[Component data from apps and pages]
┌──

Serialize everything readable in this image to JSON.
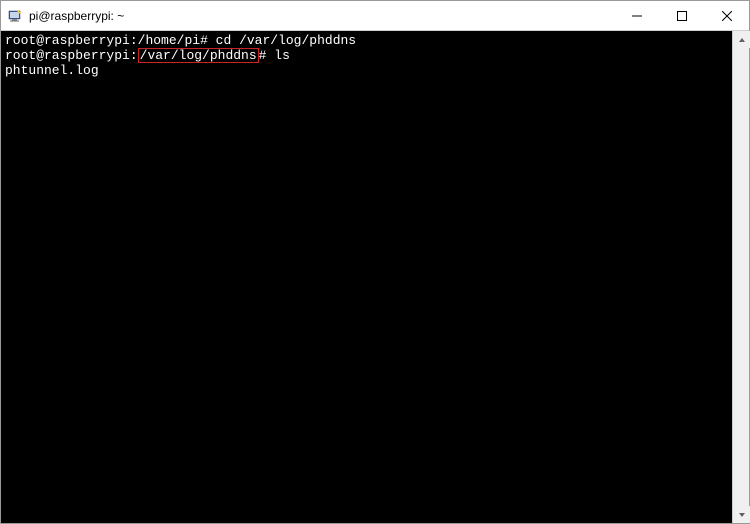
{
  "window": {
    "title": "pi@raspberrypi: ~"
  },
  "terminal": {
    "lines": [
      {
        "prompt_user": "root@raspberrypi",
        "prompt_sep": ":",
        "prompt_path": "/home/pi",
        "prompt_end": "# ",
        "command": "cd /var/log/phddns",
        "highlighted": false
      },
      {
        "prompt_user": "root@raspberrypi",
        "prompt_sep": ":",
        "prompt_path": "/var/log/phddns",
        "prompt_end": "# ",
        "command": "ls",
        "highlighted": true
      }
    ],
    "output": "phtunnel.log"
  }
}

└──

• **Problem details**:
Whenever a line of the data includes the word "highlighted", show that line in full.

• **Exercise solution**:
        "highlighted": false
        "highlighted": true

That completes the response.